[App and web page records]

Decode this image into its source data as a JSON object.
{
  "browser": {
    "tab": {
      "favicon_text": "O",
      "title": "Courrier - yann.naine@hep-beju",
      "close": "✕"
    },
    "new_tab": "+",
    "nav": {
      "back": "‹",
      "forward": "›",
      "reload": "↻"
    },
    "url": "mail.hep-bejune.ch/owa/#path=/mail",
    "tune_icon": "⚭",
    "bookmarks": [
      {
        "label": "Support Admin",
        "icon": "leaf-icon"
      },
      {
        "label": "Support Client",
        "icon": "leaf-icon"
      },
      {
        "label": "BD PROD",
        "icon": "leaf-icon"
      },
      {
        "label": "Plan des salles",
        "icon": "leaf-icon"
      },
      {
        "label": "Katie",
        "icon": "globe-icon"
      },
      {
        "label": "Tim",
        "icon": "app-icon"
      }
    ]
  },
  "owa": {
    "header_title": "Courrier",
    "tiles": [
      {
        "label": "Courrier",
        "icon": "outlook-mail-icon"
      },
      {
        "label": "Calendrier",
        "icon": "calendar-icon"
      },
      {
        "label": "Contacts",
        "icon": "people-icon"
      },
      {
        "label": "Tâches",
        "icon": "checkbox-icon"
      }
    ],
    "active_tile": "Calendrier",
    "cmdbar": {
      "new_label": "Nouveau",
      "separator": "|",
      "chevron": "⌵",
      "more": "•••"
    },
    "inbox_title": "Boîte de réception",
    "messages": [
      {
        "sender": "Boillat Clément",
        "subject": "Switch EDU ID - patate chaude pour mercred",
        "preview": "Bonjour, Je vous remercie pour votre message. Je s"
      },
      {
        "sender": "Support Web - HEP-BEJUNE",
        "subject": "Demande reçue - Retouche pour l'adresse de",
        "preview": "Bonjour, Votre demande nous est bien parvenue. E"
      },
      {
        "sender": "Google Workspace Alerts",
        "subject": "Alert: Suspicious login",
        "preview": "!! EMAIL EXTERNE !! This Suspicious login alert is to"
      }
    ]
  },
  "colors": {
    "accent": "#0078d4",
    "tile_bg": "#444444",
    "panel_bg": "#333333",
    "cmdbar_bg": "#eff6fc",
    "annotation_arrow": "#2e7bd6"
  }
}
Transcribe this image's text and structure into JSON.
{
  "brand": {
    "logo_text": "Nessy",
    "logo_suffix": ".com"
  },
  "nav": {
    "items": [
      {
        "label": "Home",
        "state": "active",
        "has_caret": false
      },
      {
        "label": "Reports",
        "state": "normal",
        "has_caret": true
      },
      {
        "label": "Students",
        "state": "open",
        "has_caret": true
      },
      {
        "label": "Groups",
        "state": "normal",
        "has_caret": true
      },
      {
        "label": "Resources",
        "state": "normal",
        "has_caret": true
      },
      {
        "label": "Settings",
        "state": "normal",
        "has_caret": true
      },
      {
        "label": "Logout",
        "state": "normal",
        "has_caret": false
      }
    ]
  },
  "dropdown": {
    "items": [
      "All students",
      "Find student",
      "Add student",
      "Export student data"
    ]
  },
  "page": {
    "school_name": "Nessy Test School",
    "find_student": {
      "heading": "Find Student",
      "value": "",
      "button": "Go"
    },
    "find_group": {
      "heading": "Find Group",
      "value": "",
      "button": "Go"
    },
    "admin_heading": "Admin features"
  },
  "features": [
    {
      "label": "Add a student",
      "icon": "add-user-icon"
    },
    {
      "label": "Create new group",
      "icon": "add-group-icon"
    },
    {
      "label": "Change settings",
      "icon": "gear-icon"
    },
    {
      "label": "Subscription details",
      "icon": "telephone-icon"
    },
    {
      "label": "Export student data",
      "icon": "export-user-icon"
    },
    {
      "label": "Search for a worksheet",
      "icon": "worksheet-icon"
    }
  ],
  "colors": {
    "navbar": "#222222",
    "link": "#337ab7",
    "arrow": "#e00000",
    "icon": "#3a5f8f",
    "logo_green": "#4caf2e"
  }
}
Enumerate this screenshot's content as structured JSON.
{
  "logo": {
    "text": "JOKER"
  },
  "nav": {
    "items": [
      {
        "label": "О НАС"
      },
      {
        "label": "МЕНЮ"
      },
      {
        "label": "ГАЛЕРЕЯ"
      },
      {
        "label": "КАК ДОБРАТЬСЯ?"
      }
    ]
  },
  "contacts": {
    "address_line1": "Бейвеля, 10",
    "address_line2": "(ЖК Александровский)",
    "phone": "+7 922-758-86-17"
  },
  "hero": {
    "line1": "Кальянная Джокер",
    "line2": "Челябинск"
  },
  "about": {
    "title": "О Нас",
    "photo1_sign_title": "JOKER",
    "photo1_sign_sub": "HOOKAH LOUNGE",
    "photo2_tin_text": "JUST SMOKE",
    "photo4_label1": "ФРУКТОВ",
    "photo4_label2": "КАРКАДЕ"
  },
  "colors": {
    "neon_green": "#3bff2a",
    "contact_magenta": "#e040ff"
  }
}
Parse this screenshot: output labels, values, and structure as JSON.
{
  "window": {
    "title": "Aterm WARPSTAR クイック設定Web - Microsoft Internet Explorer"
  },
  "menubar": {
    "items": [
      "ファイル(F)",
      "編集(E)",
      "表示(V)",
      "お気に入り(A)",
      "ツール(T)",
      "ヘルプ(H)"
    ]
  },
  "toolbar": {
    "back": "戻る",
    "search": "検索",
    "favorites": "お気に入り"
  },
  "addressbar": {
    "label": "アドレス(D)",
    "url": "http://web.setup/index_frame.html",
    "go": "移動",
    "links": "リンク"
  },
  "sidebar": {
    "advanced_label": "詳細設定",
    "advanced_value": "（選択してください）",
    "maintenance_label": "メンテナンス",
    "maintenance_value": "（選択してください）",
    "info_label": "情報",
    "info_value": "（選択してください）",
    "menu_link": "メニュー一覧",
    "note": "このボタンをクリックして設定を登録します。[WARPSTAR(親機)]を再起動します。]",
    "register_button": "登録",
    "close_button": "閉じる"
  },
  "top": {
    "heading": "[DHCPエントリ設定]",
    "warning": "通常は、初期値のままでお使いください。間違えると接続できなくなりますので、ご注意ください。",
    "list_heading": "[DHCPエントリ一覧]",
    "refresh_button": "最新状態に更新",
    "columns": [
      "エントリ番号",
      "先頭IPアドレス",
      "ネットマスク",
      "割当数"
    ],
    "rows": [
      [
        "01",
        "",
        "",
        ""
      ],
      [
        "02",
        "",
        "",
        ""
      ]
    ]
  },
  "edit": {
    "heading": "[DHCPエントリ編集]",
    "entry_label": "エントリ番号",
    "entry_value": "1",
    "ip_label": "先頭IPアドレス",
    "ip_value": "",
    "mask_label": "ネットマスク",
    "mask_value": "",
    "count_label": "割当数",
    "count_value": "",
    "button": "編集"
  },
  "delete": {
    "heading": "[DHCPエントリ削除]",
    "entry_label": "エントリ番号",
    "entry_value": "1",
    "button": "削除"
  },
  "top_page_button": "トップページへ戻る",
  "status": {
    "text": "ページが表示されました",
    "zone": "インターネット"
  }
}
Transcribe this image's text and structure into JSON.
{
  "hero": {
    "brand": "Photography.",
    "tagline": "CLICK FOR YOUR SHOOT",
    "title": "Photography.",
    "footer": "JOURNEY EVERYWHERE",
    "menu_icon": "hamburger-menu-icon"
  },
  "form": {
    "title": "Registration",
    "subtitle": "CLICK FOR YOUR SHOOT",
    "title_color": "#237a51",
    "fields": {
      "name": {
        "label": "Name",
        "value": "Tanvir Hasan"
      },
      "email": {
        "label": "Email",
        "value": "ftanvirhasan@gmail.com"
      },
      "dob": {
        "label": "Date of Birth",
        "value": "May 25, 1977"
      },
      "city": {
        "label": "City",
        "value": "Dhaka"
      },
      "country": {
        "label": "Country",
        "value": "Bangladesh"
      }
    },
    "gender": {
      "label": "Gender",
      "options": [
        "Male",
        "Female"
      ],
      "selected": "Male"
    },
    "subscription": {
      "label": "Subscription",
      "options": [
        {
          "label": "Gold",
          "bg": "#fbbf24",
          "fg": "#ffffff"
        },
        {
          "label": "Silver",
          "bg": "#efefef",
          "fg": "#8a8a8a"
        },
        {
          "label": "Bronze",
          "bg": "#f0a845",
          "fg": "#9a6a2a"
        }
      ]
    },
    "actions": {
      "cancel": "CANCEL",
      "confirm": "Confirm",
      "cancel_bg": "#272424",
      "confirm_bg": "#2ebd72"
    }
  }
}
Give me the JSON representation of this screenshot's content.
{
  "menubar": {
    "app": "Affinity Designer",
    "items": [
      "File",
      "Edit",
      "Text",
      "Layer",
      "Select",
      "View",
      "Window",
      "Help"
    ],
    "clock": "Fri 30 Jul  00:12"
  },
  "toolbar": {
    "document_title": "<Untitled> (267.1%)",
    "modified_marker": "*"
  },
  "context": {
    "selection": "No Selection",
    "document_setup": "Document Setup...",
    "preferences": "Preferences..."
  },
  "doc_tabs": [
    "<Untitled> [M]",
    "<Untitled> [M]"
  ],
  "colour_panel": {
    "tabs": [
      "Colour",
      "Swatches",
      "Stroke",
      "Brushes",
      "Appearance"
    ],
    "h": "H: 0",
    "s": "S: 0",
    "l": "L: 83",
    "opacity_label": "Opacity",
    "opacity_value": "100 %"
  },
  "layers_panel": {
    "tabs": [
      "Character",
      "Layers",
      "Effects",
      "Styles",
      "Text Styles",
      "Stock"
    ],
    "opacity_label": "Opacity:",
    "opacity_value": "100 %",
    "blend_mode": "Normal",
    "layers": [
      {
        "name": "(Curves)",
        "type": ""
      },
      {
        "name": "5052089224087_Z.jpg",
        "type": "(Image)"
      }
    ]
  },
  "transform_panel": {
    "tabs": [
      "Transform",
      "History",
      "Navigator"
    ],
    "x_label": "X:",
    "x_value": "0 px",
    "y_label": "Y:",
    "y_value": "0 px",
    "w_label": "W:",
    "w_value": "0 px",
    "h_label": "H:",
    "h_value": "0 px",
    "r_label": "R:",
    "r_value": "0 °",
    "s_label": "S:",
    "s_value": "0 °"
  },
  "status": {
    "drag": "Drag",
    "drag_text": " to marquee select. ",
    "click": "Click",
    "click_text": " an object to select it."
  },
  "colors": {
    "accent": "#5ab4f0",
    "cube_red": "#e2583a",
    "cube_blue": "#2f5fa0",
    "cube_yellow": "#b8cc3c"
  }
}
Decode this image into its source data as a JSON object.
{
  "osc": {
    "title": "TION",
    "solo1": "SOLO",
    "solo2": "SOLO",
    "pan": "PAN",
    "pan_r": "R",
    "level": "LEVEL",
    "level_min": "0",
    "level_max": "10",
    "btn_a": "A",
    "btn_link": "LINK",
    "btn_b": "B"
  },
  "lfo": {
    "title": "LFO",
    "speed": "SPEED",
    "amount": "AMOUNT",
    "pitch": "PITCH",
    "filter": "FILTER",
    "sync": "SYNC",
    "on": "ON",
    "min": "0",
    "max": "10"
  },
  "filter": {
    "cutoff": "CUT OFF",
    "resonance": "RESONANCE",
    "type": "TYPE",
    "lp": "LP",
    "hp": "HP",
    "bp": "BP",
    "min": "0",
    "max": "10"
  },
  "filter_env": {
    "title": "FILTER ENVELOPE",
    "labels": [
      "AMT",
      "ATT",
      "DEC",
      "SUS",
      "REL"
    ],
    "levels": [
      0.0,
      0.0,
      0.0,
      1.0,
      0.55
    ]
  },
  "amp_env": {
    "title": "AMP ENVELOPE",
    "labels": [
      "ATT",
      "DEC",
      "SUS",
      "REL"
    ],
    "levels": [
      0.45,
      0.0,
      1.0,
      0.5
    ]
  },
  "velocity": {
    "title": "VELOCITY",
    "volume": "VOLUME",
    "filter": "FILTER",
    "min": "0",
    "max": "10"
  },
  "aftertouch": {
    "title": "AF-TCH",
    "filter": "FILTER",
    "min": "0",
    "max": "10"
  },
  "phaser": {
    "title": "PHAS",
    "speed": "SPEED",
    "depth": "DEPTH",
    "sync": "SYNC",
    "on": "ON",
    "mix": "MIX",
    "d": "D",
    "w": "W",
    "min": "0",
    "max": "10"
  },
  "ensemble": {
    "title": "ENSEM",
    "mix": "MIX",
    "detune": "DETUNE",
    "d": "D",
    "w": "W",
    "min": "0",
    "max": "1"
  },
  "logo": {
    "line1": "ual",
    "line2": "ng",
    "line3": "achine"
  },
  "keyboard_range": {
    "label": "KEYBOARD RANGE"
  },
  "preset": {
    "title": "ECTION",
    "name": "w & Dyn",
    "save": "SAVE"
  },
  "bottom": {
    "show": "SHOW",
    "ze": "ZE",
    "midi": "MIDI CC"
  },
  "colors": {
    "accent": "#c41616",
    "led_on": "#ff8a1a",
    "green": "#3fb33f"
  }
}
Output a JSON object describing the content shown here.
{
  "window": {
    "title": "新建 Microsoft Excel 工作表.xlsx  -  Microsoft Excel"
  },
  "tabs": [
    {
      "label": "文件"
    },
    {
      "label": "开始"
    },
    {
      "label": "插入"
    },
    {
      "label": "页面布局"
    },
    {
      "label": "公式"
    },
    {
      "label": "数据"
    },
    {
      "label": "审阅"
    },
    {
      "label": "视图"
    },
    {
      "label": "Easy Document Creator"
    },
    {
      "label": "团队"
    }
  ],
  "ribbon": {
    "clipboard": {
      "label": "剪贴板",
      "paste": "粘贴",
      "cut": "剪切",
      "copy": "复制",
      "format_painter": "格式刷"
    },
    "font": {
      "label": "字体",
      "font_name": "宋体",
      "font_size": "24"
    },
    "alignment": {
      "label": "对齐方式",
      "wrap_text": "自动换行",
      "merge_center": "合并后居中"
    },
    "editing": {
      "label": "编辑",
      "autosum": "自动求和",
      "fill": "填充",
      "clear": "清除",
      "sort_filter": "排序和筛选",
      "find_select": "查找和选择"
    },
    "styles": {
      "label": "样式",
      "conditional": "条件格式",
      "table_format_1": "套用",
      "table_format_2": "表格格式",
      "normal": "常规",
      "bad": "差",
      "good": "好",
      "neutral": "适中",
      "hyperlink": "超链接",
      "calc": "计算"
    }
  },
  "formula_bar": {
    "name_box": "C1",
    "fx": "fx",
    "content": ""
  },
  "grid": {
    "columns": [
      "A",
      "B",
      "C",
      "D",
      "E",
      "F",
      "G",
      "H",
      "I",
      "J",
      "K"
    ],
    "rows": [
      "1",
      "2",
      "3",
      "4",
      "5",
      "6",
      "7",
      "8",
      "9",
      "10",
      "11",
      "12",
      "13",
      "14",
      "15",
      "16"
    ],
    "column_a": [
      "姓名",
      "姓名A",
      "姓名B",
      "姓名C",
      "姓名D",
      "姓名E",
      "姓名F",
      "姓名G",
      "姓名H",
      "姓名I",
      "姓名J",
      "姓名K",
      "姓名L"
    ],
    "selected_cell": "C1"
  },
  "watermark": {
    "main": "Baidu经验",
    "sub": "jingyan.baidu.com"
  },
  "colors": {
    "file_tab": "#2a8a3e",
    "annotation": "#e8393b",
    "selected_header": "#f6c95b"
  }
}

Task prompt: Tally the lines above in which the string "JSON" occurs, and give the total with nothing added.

Worked solution: 8